Veterans’ health care has been much in the news of late. Stories about long wait times to get an appointment followed by less than excellent care are chilling. Every American should be both embarrassed and angry at the idea that any citizen willing to serve in the military be treated in such a fashion. Albany is, thankfully, an exception to the norm when it comes to the newly opened VA clinic aboard the Marine Corps Logistics Base-Albany. On the first day of operation, more than 40 veterans from all branches of the military were seen by highly qualified medical personnel. Primary care, specialty care and mental health services are available. Specialty providers include podiatry, audiology, optometry and physical therapy. Nurse Manager of the clinic, Ophelia Thomas, said, “Our mission is to make sure the veterans are taken care of, their needs are being met and we want to treat them with the utmost respect and make sure they get everything they need. The veterans have done so much for this country, given us the right to do so many things and it’s definitely an honor to be given an opportunity to do this.” If all VA clinics and the people that work in them, from the front desk to the physician, adopted the attitude of the clinic at MCLB-Albany, there would be little need to worry about veterans’ health care in America.

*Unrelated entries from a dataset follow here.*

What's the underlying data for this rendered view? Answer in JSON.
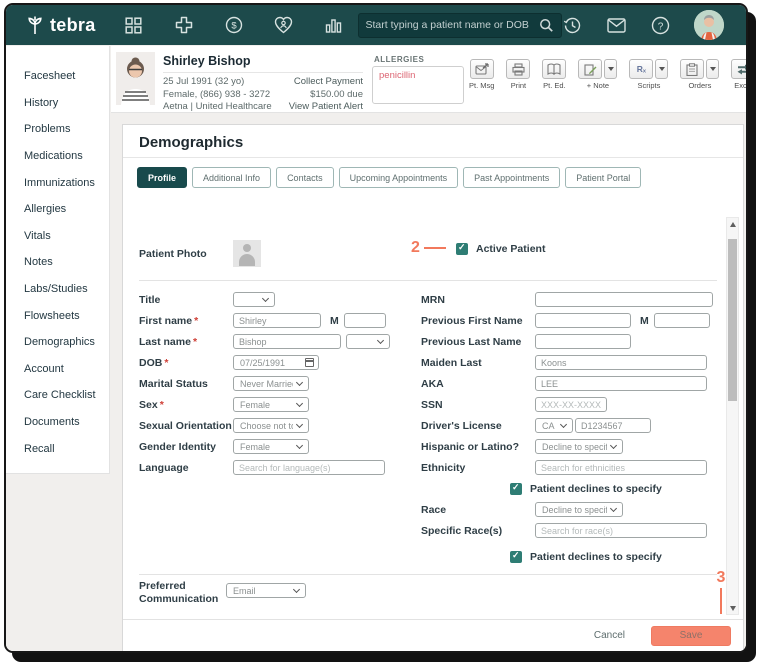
{
  "colors": {
    "brand_teal": "#1d4a4b",
    "accent_coral": "#f2795c",
    "checkbox_teal": "#2e7d74",
    "allergy_red": "#dc6472",
    "save_coral": "#f5846c"
  },
  "navbar": {
    "logo_text": "tebra",
    "search_placeholder": "Start typing a patient name or DOB"
  },
  "patient_header": {
    "name": "Shirley Bishop",
    "dob": "25 Jul 1991 (32 yo)",
    "sex_phone": "Female, (866) 938 - 3272",
    "insurance": "Aetna | United Healthcare",
    "collect_payment": "Collect Payment",
    "amount_due": "$150.00 due",
    "view_patient_alert": "View Patient Alert",
    "allergies_label": "ALLERGIES",
    "allergies_value": "penicillin",
    "actions": [
      {
        "label": "Pt. Msg"
      },
      {
        "label": "Print"
      },
      {
        "label": "Pt. Ed."
      },
      {
        "label": "+ Note"
      },
      {
        "label": "Scripts"
      },
      {
        "label": "Orders"
      },
      {
        "label": "Exchange"
      }
    ]
  },
  "sidebar": {
    "items": [
      "Facesheet",
      "History",
      "Problems",
      "Medications",
      "Immunizations",
      "Allergies",
      "Vitals",
      "Notes",
      "Labs/Studies",
      "Flowsheets",
      "Demographics",
      "Account",
      "Care Checklist",
      "Documents",
      "Recall"
    ]
  },
  "page": {
    "title": "Demographics",
    "tabs": [
      {
        "label": "Profile"
      },
      {
        "label": "Additional Info"
      },
      {
        "label": "Contacts"
      },
      {
        "label": "Upcoming Appointments"
      },
      {
        "label": "Past Appointments"
      },
      {
        "label": "Patient Portal"
      }
    ]
  },
  "form": {
    "required_mark": "*",
    "patient_photo_label": "Patient Photo",
    "active_patient_label": "Active Patient",
    "declines_label": "Patient declines to specify",
    "title": {
      "label": "Title"
    },
    "first_name": {
      "label": "First name",
      "value": "Shirley",
      "middle_label": "M"
    },
    "last_name": {
      "label": "Last name",
      "value": "Bishop"
    },
    "dob": {
      "label": "DOB",
      "value": "07/25/1991"
    },
    "marital_status": {
      "label": "Marital Status",
      "value": "Never Married"
    },
    "sex": {
      "label": "Sex",
      "value": "Female"
    },
    "sexual_orientation": {
      "label": "Sexual Orientation",
      "value": "Choose not to dis..."
    },
    "gender_identity": {
      "label": "Gender Identity",
      "value": "Female"
    },
    "language": {
      "label": "Language",
      "placeholder": "Search for language(s)"
    },
    "mrn": {
      "label": "MRN"
    },
    "previous_first_name": {
      "label": "Previous First Name",
      "middle_label": "M"
    },
    "previous_last_name": {
      "label": "Previous Last Name"
    },
    "maiden_last": {
      "label": "Maiden Last",
      "value": "Koons"
    },
    "aka": {
      "label": "AKA",
      "value": "LEE"
    },
    "ssn": {
      "label": "SSN",
      "placeholder": "XXX-XX-XXXX"
    },
    "drivers_license": {
      "label": "Driver's License",
      "state": "CA",
      "value": "D1234567"
    },
    "hispanic": {
      "label": "Hispanic or Latino?",
      "value": "Decline to specify"
    },
    "ethnicity": {
      "label": "Ethnicity",
      "placeholder": "Search for ethnicities"
    },
    "race": {
      "label": "Race",
      "value": "Decline to specify"
    },
    "specific_races": {
      "label": "Specific Race(s)",
      "placeholder": "Search for race(s)"
    },
    "preferred_communication": {
      "label": "Preferred Communication",
      "value": "Email"
    }
  },
  "footer": {
    "cancel_label": "Cancel",
    "save_label": "Save"
  },
  "annotations": {
    "step2": "2",
    "step3": "3"
  }
}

If you missed the story in The Albany Herald about Phillip Hajek (Aug. 9), make an effort to read it. Hajek tells how the harder he chased the dollar, the harder times became for his pocketbook. An orthopedist by profession, Hajek quit his job and his life took a turn he never could have predicted. First, on impulse, he wrote a check to the Albany Humane Society. That donation more than came back to him when he was chosen as a raffle winner among donors. From that point in 2001, Hajek has given as much of his money away as he can and says “It has been returned 100 fold.” Musculoskeletal Associates is Hajek’s practice now and its charitable arm, the Fifth Friday Foundation, has made donations from money generated on each fifth Friday of any month. The Lee County Humane Society received $200,000 for construction. Another $275,000 has been distributed to 70 different charities right here in Southwest Georgia. It is for his heart for others that Hajek was given the district-level Service to Mankind Award from the Sertoma Club. Read the rest of the story, it’s well worth the time.
A small church in Meigs has made a big difference in the lives of children far away. It all started with a presentation about a mission trip to Uganda and the reports of skin-burrowing insects on bare feet. During Vacation Bible School in June, with donations of denim ( mostly old blue jeans) and plastic jugs, shoes to cover the children’s feet, were cut from a pattern kit ordered from Sole Hope. The cutting continued on Wednesday nights as the material was abundant and enthusiasm was high. Children, youth and adults surprised themselves when they realized 225 shoes had been cut out. A mission team has delivered the shoe parts which will be assembled by shoemakers in Uganda, allowing them to earn wages.The closed-toe shoes will save the feet of many children, all because Hinsonton Baptist Church in Meigs cared enough to do something.